Domain registrar Namecheap’s email was hacked last weekend and the company sent a flurry of phishing emails (allegedly from MetaMask and DHL) to users. In this way, hackers tried to steal recipients’ personal information and cryptocurrency from their wallets.
Let me remind you that we also wrote about IceBreaker Backdoor Emerged, Exploiting New Phishing Way, and also, you might be interested to know Why Phishing is Still the Most Common Cyber Attack?
The media also indicated that Meta sues operators of 39,000 phishing sites.
The phishing emails originated from SendGrid, an email platform historically used by Namecheap to send notifications and marketing emails.
After recipients of strange emails started complaining about the incident on Twitter, Namecheap CEO Richard Kirkendall confirmed that the company’s account had been compromised, and now an option of sending mail via SendGrid was urgently disabled while the investigation was underway. However, this tweet was later deleted.
Kirkendall also wrote that, according to Namecheap experts, this attack could be related to a recent CloudSek report, where researchers warned about exposing Mailgun, MailChimp and SendGrid API keys in mobile applications.
Phishing emails sent by hackers as part of this campaign were disguised as notifications from DHL or MetaMask. For example, emails from fake DHL allegedly contained shipping invoices that had to be paid to complete the delivery of the package. In fact, the links embedded in these messages led to a phishing page where they tried to steal data from the victims.
In turn, the fake letter from MetaMask imitated a request for a KYC (Know Your Customer) check, otherwise the wallet would allegedly be suspended.
These emails contained a Namecheap (https://links.namecheap.com/) marketing link that redirected victims to a phishing page posing as the MetaMask website. On this page, the user was prompted to enter their seed phrase or private key.
Later, Namecheap representatives released an official statement, according to which the company’s systems were not hacked, and the problem was related to an unnamed third-party system that the registrar used to work with mail.
Although Namecheap did not say which upstream system they were talking about, the company’s CEO himself confirmed on Twitter that the company uses SendGrid to work with mail (this was also confirmed by the headers of the phishing emails).

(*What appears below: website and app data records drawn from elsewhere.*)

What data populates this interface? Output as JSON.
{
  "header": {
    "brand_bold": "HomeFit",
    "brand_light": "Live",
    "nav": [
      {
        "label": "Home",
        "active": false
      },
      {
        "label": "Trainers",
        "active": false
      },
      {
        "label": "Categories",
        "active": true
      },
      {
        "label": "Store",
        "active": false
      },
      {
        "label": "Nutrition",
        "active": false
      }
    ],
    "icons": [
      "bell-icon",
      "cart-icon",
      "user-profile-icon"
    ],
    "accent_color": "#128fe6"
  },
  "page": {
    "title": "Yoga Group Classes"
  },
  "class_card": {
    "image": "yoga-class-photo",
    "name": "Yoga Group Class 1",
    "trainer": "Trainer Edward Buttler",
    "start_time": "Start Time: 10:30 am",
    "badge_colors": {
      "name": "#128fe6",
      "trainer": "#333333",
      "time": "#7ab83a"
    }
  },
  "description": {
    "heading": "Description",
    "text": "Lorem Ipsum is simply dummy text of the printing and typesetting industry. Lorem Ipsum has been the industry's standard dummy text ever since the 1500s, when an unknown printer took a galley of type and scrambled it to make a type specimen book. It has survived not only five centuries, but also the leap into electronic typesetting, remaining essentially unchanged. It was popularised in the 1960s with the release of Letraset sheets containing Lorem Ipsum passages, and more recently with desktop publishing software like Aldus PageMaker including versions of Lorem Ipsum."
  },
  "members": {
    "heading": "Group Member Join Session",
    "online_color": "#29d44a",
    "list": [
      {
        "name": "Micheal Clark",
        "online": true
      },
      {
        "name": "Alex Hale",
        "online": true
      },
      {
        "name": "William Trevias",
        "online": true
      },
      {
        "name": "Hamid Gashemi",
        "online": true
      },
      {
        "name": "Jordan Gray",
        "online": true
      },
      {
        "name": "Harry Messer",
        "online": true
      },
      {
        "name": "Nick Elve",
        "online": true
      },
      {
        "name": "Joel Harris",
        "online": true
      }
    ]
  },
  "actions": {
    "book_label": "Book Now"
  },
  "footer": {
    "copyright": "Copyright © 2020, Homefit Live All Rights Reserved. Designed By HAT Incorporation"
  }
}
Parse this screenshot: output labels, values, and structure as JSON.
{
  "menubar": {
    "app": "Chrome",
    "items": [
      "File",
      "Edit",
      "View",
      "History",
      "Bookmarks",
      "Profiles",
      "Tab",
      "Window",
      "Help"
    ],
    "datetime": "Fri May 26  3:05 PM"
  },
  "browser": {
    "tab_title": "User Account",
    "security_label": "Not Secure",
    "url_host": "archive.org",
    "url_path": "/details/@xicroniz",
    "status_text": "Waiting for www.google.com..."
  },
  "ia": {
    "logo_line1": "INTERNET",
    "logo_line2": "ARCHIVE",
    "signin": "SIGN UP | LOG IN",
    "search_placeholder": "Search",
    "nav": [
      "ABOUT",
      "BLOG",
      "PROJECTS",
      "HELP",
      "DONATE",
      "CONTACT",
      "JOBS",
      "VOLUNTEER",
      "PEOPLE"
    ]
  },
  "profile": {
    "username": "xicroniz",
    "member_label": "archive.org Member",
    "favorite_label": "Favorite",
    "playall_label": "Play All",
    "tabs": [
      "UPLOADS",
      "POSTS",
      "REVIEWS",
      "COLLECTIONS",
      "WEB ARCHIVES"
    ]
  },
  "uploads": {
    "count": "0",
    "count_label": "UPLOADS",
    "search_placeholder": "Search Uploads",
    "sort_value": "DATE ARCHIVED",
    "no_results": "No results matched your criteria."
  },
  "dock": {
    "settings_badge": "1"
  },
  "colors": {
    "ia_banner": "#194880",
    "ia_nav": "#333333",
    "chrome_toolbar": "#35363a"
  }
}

Interestingly, at the same time, the developers of Twilio SendGrid assured Bleeping Computer journalists that this incident had nothing to do with hacking or compromising their systems.